Total funding for the five-year project is $98 million – $85.8 million is coming from central government via Waka Kotahi NZ Transport Agency, with local government contributing the remaining $12.2 million.
Of this, about $68.7 million has been used to purchase and modify the rolling stock for the service, as well as to reinstate a maintenance facility at Te Rapa, construct a new modern transport hub at Rotokauri and upgrade the existing Huntly and Frankton stations, and other capital works.
KiwiRail Group Chief Executive, Greg Miller congratulated its council partners on the upcoming start of the Te Huia service.
“It’s taken courage, commitment and a large investment by the councils and central government, and also a great deal of work by KiwiRail, to realise the vision of a passenger service between Hamilton and Auckland,” Mr Miller said.
“It’s exciting that it’s now so close and all of KiwiRail joins me in wishing the service well, and encouraging the public to leave their cars at home and to take the train instead,” he said.
“As New Zealanders show increasing concern about greenhouse gas emissions from transport, rail is able to provide a more sustainable option in connecting New Zealand and New Zealanders.”
Hamilton Mayor Paula Southgate said the service was a “great start” and would provide a solid foundation on which passenger rail between the cities could expand and improve over time.
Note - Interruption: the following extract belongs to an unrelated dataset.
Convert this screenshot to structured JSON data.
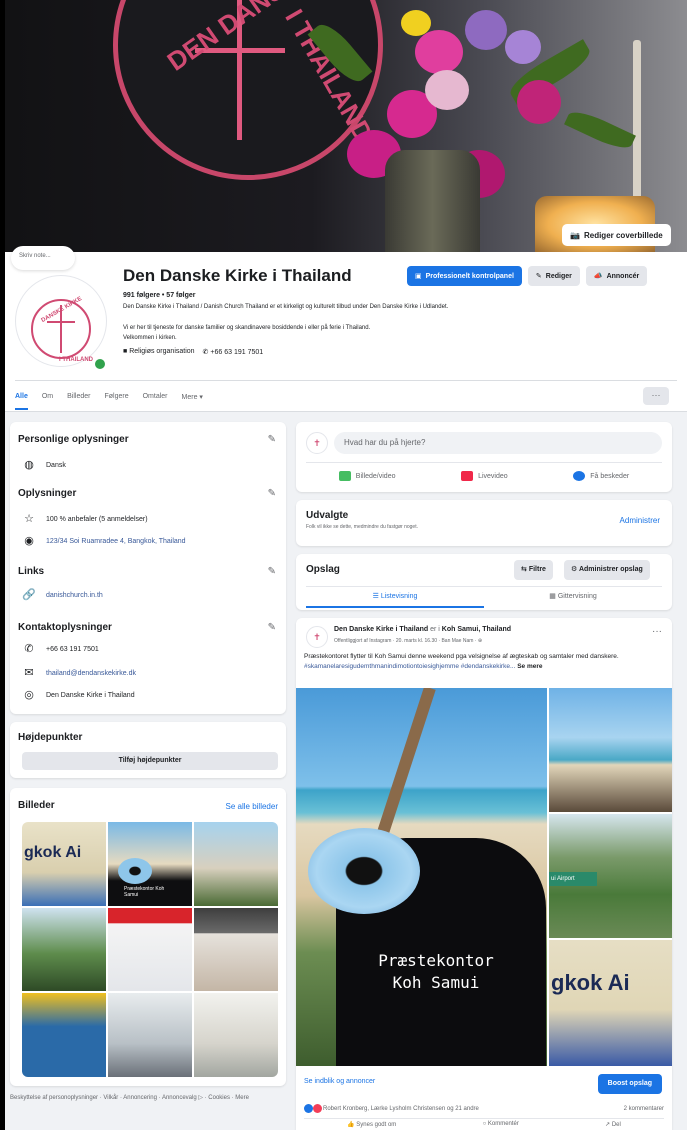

“The key now is making sure people are encouraged to jump on board and use it. Working people will see it as a mobile office, where they can get to and from Auckland safely and comfortably while they work. And it’s a brilliant option for families who will be able to relax and really enjoy the ride.”
Waikato District Council’s rail governance working group representative, Cr Eugene Patterson said Te Huia will “change the face of public transport in the region. We are thrilled to see this service become a reality and look forward to seeing people using our station Raahui Pookeka, in Huntly.”
Waikato District Council Mayor, Allan Sanson added: “We have big plans for the future of the station, including an improvement to our park and ride facility and the relocation of the original railway station, which currently sits at Lake Puketirini, back to the new rail platform. Here it will get a new lease of life as an art museum that will proudly showcase our region’s rich history through carvings by local iwi and art by local schools.”
“Waikato District Council is proud to have worked on Te Huia and we hope that generations to come will enjoy the train service.”
Waka Kotahi NZ Transport Agency’s rail governance working group representative, Steve Mutton said his organisation was also excited about the launch.
“We’ve worked alongside our partners to ensure the funding was in place for this, including the creation of the Rotokauri Transport Hub and upgrades to Frankton, Huntly and Papakura stations,” Mr Mutton said.
*Public open days
This is a chance for a sneak peek of the new Te Huia train service before it officially hits the tracks. Find out about the service, get a Bee Card and AT HOP card sorted, and jump on the train to have a look around – it’ll be parked up at the stations for the duration of the events.
- Saturday, 27 March: 10am-12pm, Raahui Pookeka | Huntly.
- Saturday, 27 March: 2pm-4pm, Frankton.
- Sunday, 28 March: 12pm-2pm, Rotokauri transport hub.
About the service
From Monday to Friday, Te Huia will depart Frankton at 5.46am and 6.28am, stopping at Rotokauri and Huntly. The return service will depart from Papakura at 4.42pm and 6.25pm. Bee Card fares are $12.20 from Hamilton and $7.80 from Huntly. Cash fares are available.
For the first few months, Te Huia will operate on select Saturdays only, starting with 17 April due to limited availability of the rail track as a result of Auckland rail project and Metro maintenance work.
More information about the service is available at tehuiatrain.co.nz.
The passenger rail service project is led by Waikato Regional Council, working with partners KiwiRail, Waka Kotahi NZ Transport Agency, Hamilton City Council, Waikato District Council, Auckland Transport and the Ministry of Transport.